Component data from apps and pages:
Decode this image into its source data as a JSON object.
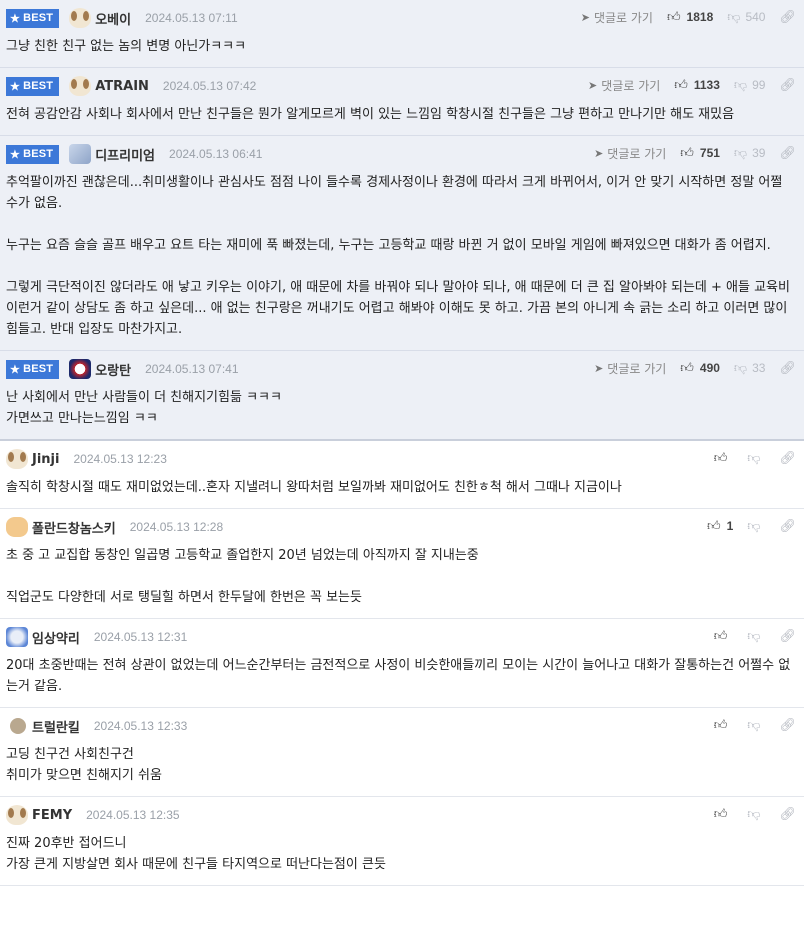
{
  "labels": {
    "best": "BEST",
    "reply": "댓글로 가기"
  },
  "comments": [
    {
      "best": true,
      "avatar": "puppy-avatar",
      "nick": "오베이",
      "date": "2024.05.13 07:11",
      "up": "1818",
      "down": "540",
      "lines": [
        "그냥 친한 친구 없는 놈의 변명 아닌가ㅋㅋㅋ"
      ]
    },
    {
      "best": true,
      "avatar": "puppy-avatar",
      "nick": "ATRAIN",
      "date": "2024.05.13 07:42",
      "up": "1133",
      "down": "99",
      "lines": [
        "전혀 공감안감 사회나 회사에서 만난 친구들은 뭔가 알게모르게 벽이 있는 느낌임 학창시절 친구들은 그냥 편하고 만나기만 해도 재밌음"
      ]
    },
    {
      "best": true,
      "avatar": "cube-avatar",
      "nick": "디프리미엄",
      "date": "2024.05.13 06:41",
      "up": "751",
      "down": "39",
      "lines": [
        "추억팔이까진 괜찮은데...취미생활이나 관심사도 점점 나이 들수록 경제사정이나 환경에 따라서 크게 바뀌어서, 이거 안 맞기 시작하면 정말 어쩔 수가 없음.",
        "",
        "누구는 요즘 슬슬 골프 배우고 요트 타는 재미에 푹 빠졌는데, 누구는 고등학교 때랑 바뀐 거 없이 모바일 게임에 빠져있으면 대화가 좀 어렵지.",
        "",
        "그렇게 극단적이진 않더라도 애 낳고 키우는 이야기, 애 때문에 차를 바꿔야 되나 말아야 되나, 애 때문에 더 큰 집 알아봐야 되는데 + 애들 교육비 이런거 같이 상담도 좀 하고 싶은데... 애 없는 친구랑은 꺼내기도 어렵고 해봐야 이해도 못 하고. 가끔 본의 아니게 속 긁는 소리 하고 이러면 많이 힘들고. 반대 입장도 마찬가지고."
      ]
    },
    {
      "best": true,
      "avatar": "mask-avatar",
      "nick": "오랑탄",
      "date": "2024.05.13 07:41",
      "up": "490",
      "down": "33",
      "lines": [
        "난 사회에서 만난 사람들이 더 친해지기힘듦 ㅋㅋㅋ",
        "가면쓰고 만나는느낌임 ㅋㅋ"
      ]
    },
    {
      "best": false,
      "avatar": "puppy-avatar",
      "nick": "Jinji",
      "date": "2024.05.13 12:23",
      "up": "",
      "down": "",
      "lines": [
        "솔직히 학창시절 때도 재미없었는데..혼자 지낼려니 왕따처럼 보일까봐 재미없어도 친한ㅎ척 해서 그때나 지금이나"
      ]
    },
    {
      "best": false,
      "avatar": "fox-avatar",
      "nick": "폴란드창놈스키",
      "date": "2024.05.13 12:28",
      "up": "1",
      "down": "",
      "lines": [
        "초 중 고 교집합 동창인 일곱명 고등학교 졸업한지 20년 넘었는데 아직까지 잘 지내는중",
        "",
        "직업군도 다양한데 서로 탱딜힐 하면서 한두달에 한번은 꼭 보는듯"
      ]
    },
    {
      "best": false,
      "avatar": "blob-avatar",
      "nick": "임상약리",
      "date": "2024.05.13 12:31",
      "up": "",
      "down": "",
      "lines": [
        "20대 초중반때는 전혀 상관이 없었는데 어느순간부터는 금전적으로 사정이 비슷한애들끼리 모이는 시간이 늘어나고 대화가 잘통하는건 어쩔수 없는거 같음."
      ]
    },
    {
      "best": false,
      "avatar": "dot-avatar",
      "nick": "트럴란킬",
      "date": "2024.05.13 12:33",
      "up": "",
      "down": "",
      "lines": [
        "고딩 친구건 사회친구건",
        "취미가 맞으면 친해지기 쉬움"
      ]
    },
    {
      "best": false,
      "avatar": "puppy-avatar",
      "nick": "FEMY",
      "date": "2024.05.13 12:35",
      "up": "",
      "down": "",
      "lines": [
        "진짜 20후반 접어드니",
        "가장 큰게 지방살면 회사 때문에 친구들 타지역으로 떠난다는점이 큰듯"
      ]
    }
  ]
}
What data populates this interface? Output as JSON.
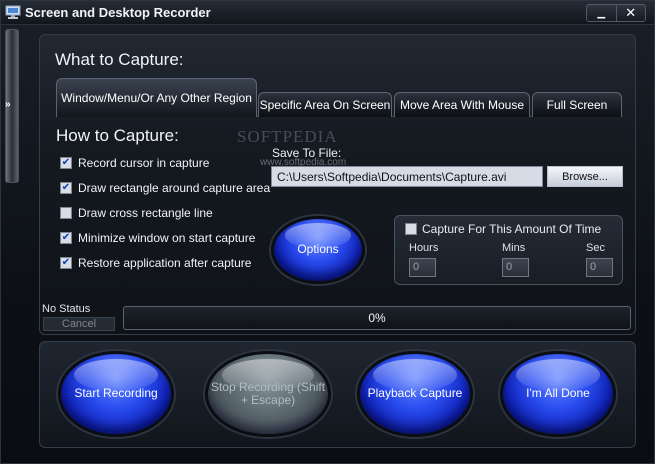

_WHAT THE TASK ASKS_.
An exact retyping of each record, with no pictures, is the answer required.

_YOUR SOLUTION_.
Decode this image into its source data as a JSON object.
{
  "labels": {
    "best": "BEST",
    "reply": "댓글로 가기"
  },
  "comments": [
    {
      "best": true,
      "avatar": "puppy-avatar",
      "nick": "오베이",
      "date": "2024.05.13 07:11",
      "up": "1818",
      "down": "540",
      "lines": [
        "그냥 친한 친구 없는 놈의 변명 아닌가ㅋㅋㅋ"
      ]
    },
    {
      "best": true,
      "avatar": "puppy-avatar",
      "nick": "ATRAIN",
      "date": "2024.05.13 07:42",
      "up": "1133",
      "down": "99",
      "lines": [
        "전혀 공감안감 사회나 회사에서 만난 친구들은 뭔가 알게모르게 벽이 있는 느낌임 학창시절 친구들은 그냥 편하고 만나기만 해도 재밌음"
      ]
    },
    {
      "best": true,
      "avatar": "cube-avatar",
      "nick": "디프리미엄",
      "date": "2024.05.13 06:41",
      "up": "751",
      "down": "39",
      "lines": [
        "추억팔이까진 괜찮은데...취미생활이나 관심사도 점점 나이 들수록 경제사정이나 환경에 따라서 크게 바뀌어서, 이거 안 맞기 시작하면 정말 어쩔 수가 없음.",
        "",
        "누구는 요즘 슬슬 골프 배우고 요트 타는 재미에 푹 빠졌는데, 누구는 고등학교 때랑 바뀐 거 없이 모바일 게임에 빠져있으면 대화가 좀 어렵지.",
        "",
        "그렇게 극단적이진 않더라도 애 낳고 키우는 이야기, 애 때문에 차를 바꿔야 되나 말아야 되나, 애 때문에 더 큰 집 알아봐야 되는데 + 애들 교육비 이런거 같이 상담도 좀 하고 싶은데... 애 없는 친구랑은 꺼내기도 어렵고 해봐야 이해도 못 하고. 가끔 본의 아니게 속 긁는 소리 하고 이러면 많이 힘들고. 반대 입장도 마찬가지고."
      ]
    },
    {
      "best": true,
      "avatar": "mask-avatar",
      "nick": "오랑탄",
      "date": "2024.05.13 07:41",
      "up": "490",
      "down": "33",
      "lines": [
        "난 사회에서 만난 사람들이 더 친해지기힘듦 ㅋㅋㅋ",
        "가면쓰고 만나는느낌임 ㅋㅋ"
      ]
    },
    {
      "best": false,
      "avatar": "puppy-avatar",
      "nick": "Jinji",
      "date": "2024.05.13 12:23",
      "up": "",
      "down": "",
      "lines": [
        "솔직히 학창시절 때도 재미없었는데..혼자 지낼려니 왕따처럼 보일까봐 재미없어도 친한ㅎ척 해서 그때나 지금이나"
      ]
    },
    {
      "best": false,
      "avatar": "fox-avatar",
      "nick": "폴란드창놈스키",
      "date": "2024.05.13 12:28",
      "up": "1",
      "down": "",
      "lines": [
        "초 중 고 교집합 동창인 일곱명 고등학교 졸업한지 20년 넘었는데 아직까지 잘 지내는중",
        "",
        "직업군도 다양한데 서로 탱딜힐 하면서 한두달에 한번은 꼭 보는듯"
      ]
    },
    {
      "best": false,
      "avatar": "blob-avatar",
      "nick": "임상약리",
      "date": "2024.05.13 12:31",
      "up": "",
      "down": "",
      "lines": [
        "20대 초중반때는 전혀 상관이 없었는데 어느순간부터는 금전적으로 사정이 비슷한애들끼리 모이는 시간이 늘어나고 대화가 잘통하는건 어쩔수 없는거 같음."
      ]
    },
    {
      "best": false,
      "avatar": "dot-avatar",
      "nick": "트럴란킬",
      "date": "2024.05.13 12:33",
      "up": "",
      "down": "",
      "lines": [
        "고딩 친구건 사회친구건",
        "취미가 맞으면 친해지기 쉬움"
      ]
    },
    {
      "best": false,
      "avatar": "puppy-avatar",
      "nick": "FEMY",
      "date": "2024.05.13 12:35",
      "up": "",
      "down": "",
      "lines": [
        "진짜 20후반 접어드니",
        "가장 큰게 지방살면 회사 때문에 친구들 타지역으로 떠난다는점이 큰듯"
      ]
    }
  ]
}
What data populates this interface? Output as JSON.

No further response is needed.